I was impressed that my mother picked this program, and proud of her for having listened to me for several years and researching programs that would enhance my qualifications and pique my intellectual curiosity.
Prior to graduating from college in 2007, I received an acceptance letter for the Georgetown program and was beyond ecstatic. This was the bridge I needed to connect me to public policy while enhancing my passion for the sciences.
During the program, I developed my writing skills for a non-scientific community, deepened my understanding of communications of emergency situations and emerging public health issues, and learned how science could revitalize the U.S. economy.
When I was at that crossroads my senior year, my parents did not know how to advise me. But my mother knew she had a resource…the internet! She sat at the home computer until she found results that might work as a “filler” before I went on to medical school. My plans for medical school ultimately changed, but my graduate education was a springboard for the doctorate program I chose.
In graduate school, I learned two main lessons:
These steps helped me to interact with my peers who were uncertain about the opportunities beyond an undergraduate education by linking up with professionals that sought to help us rise up or provide insight on how we could maximize our master’s degree to enter different positions.
Tell me: Which program are you considering and why haven’t you said yes?
***Disclaimer: 2017. All rights reserved. All data and information provided on this site is for informational purposes only. No reproduction of any content on the website without the express permission of the author. The text, pictures and videos are the sole property of FirstGenRise.
Dear First Gen,
Summer is officially here!
Many businesses, government agencies, and nonprofits hire interns to help them during the summer, and it is most certainly an invaluable experience. I have had my fair share of internships/externships before I obtained full-time employment in 2012. My internship experience extends beyond the standard one-page resume! Over the next few months, my blog posts will touch on the various ways to make the best of your summer break as well as the start of your (first) job. Click on the video to find out what is in store for you this summer.
Tell me: What do you want to learn more about this summer?
Dear First Gen,
Four years ago on this day--on May 20, 2012—I graduated from Hofstra University School of Law. It was the (second) best day of my life, since passing the Maryland Bar as a first-time taker was a huge triumph!
On graduation day, I reflected on a few struggles that seemed very big at the time, but were minor in hindsight. Law school taught me that nothing is guaranteed until the very moment it is to happen. My grandmother—then my last living grandparent—told me she would be attending my graduation. I was in disbelief because she had trouble getting on and off airplanes, and I did not want to put her through the trouble. As grandparents do, she said she would be there and I had no doubt about it. I was so glad I could make her proud!
I recall speaking to some of my classmates and hearing a few of their comments that I may have initially been admitted to the school based on meeting a certain criteria rather than based on my merit as a potential law student.
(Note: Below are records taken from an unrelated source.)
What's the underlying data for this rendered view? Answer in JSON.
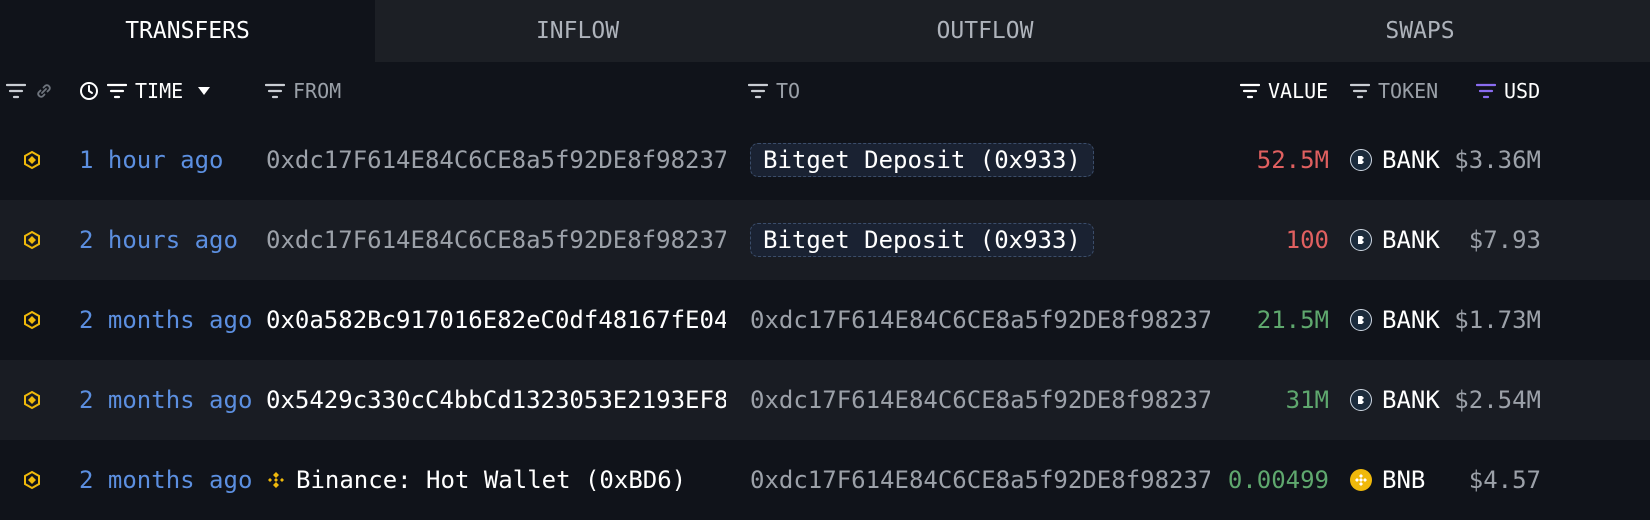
{
  "tabs": [
    {
      "label": "TRANSFERS",
      "active": true
    },
    {
      "label": "INFLOW",
      "active": false
    },
    {
      "label": "OUTFLOW",
      "active": false
    },
    {
      "label": "SWAPS",
      "active": false
    }
  ],
  "columns": {
    "time": "TIME",
    "from": "FROM",
    "to": "TO",
    "value": "VALUE",
    "token": "TOKEN",
    "usd": "USD"
  },
  "colors": {
    "background": "#10131a",
    "tab_bar": "#1c1f25",
    "time_link": "#5c8fe0",
    "value_out": "#e06060",
    "value_in": "#5fa86e",
    "chain_icon": "#f0b90b",
    "usd_sort_icon": "#8a6cf0"
  },
  "rows": [
    {
      "chain_icon": "bnb-chain-icon",
      "time": "1 hour ago",
      "from": "0xdc17F614E84C6CE8a5f92DE8f98237…",
      "to": "Bitget Deposit (0x933)",
      "value": "52.5M",
      "token": "BANK",
      "usd": "$3.36M"
    },
    {
      "chain_icon": "bnb-chain-icon",
      "time": "2 hours ago",
      "from": "0xdc17F614E84C6CE8a5f92DE8f98237…",
      "to": "Bitget Deposit (0x933)",
      "value": "100",
      "token": "BANK",
      "usd": "$7.93"
    },
    {
      "chain_icon": "bnb-chain-icon",
      "time": "2 months ago",
      "from": "0x0a582Bc917016E82eC0df48167fE04…",
      "to": "0xdc17F614E84C6CE8a5f92DE8f98237…",
      "value": "21.5M",
      "token": "BANK",
      "usd": "$1.73M"
    },
    {
      "chain_icon": "bnb-chain-icon",
      "time": "2 months ago",
      "from": "0x5429c330cC4bbCd1323053E2193EF8…",
      "to": "0xdc17F614E84C6CE8a5f92DE8f98237…",
      "value": "31M",
      "token": "BANK",
      "usd": "$2.54M"
    },
    {
      "chain_icon": "bnb-chain-icon",
      "time": "2 months ago",
      "from": "Binance: Hot Wallet (0xBD6)",
      "to": "0xdc17F614E84C6CE8a5f92DE8f98237…",
      "value": "0.00499",
      "token": "BNB",
      "usd": "$4.57"
    }
  ]
}
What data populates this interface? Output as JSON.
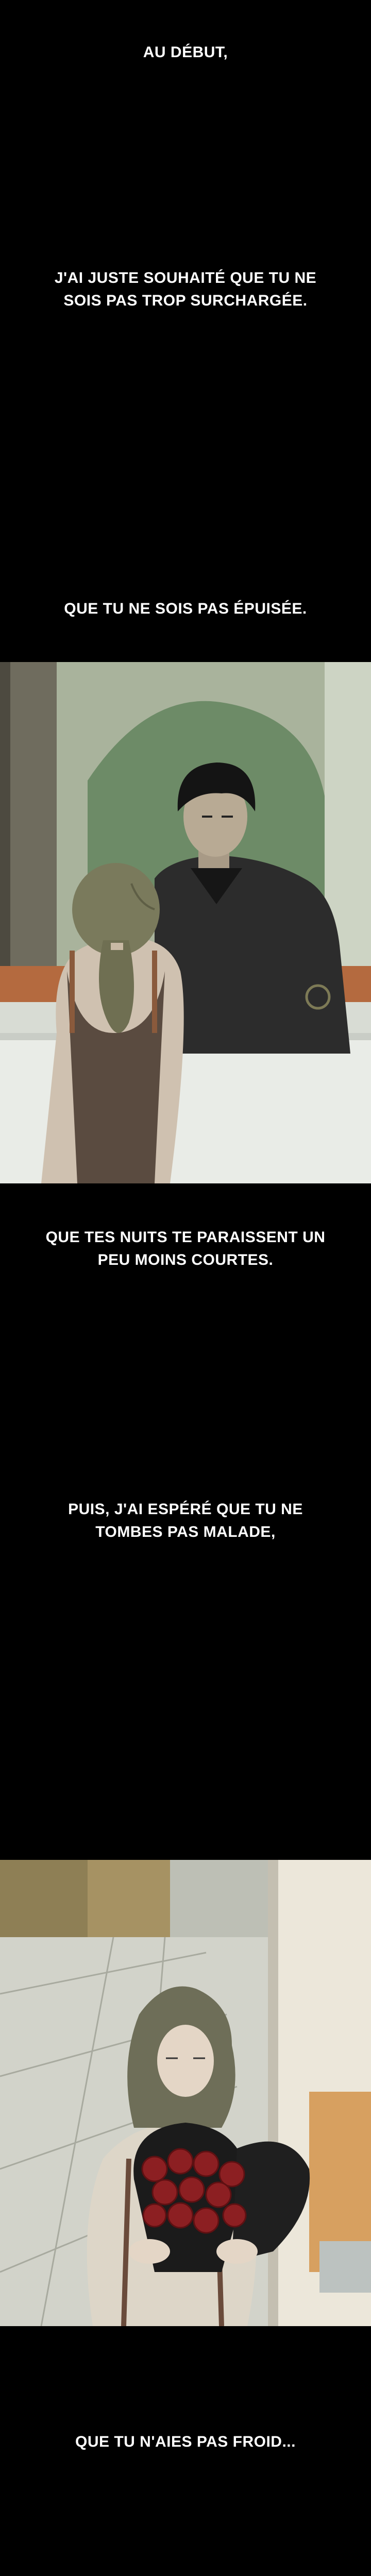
{
  "captions": {
    "c1": "AU DÉBUT,",
    "c2": "J'AI JUSTE SOUHAITÉ QUE TU NE\nSOIS PAS TROP SURCHARGÉE.",
    "c3": "QUE TU NE SOIS PAS ÉPUISÉE.",
    "c4": "QUE TES NUITS TE PARAISSENT UN\nPEU MOINS COURTES.",
    "c5": "PUIS, J'AI ESPÉRÉ QUE TU NE\nTOMBES PAS MALADE,",
    "c6": "QUE TU N'AIES PAS FROID..."
  },
  "colors": {
    "background": "#000000",
    "caption_text": "#ffffff",
    "panel1_wall": "#a9b39c",
    "panel2_wall": "#ece7da",
    "roses": "#8c1f22"
  }
}
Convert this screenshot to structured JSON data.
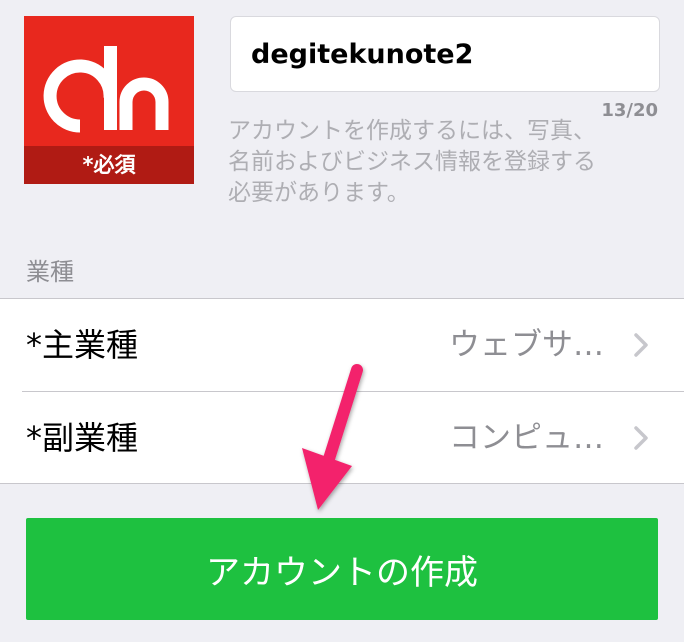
{
  "profile": {
    "photo_required_label": "*必須",
    "logo_icon": "dn-logo-icon",
    "photo_bg_color": "#e8281e",
    "photo_band_color": "#b01b14"
  },
  "account_name": {
    "value": "degitekunote2",
    "char_count": "13/20",
    "help_text": "アカウントを作成するには、写真、名前およびビジネス情報を登録する必要があります。"
  },
  "business_section": {
    "header": "業種",
    "rows": [
      {
        "label": "*主業種",
        "value": "ウェブサ…",
        "icon": "chevron-right-icon"
      },
      {
        "label": "*副業種",
        "value": "コンピュ…",
        "icon": "chevron-right-icon"
      }
    ]
  },
  "create_button": {
    "label": "アカウントの作成",
    "color": "#1ec140"
  },
  "annotation": {
    "icon": "pink-arrow-icon",
    "color": "#f3246c"
  }
}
It was disheartening, but it helped to know which students may not be the ones to interact with...ever! I did not pay attention to those comments and persevered through the toughest days and nights of my life.
Many graduates would say the life of a 1L (first year law school student), 2L (second year law school student) and 3L (third year law school student) are noticeably different, and to learn the differences as quickly as possible. DITTO!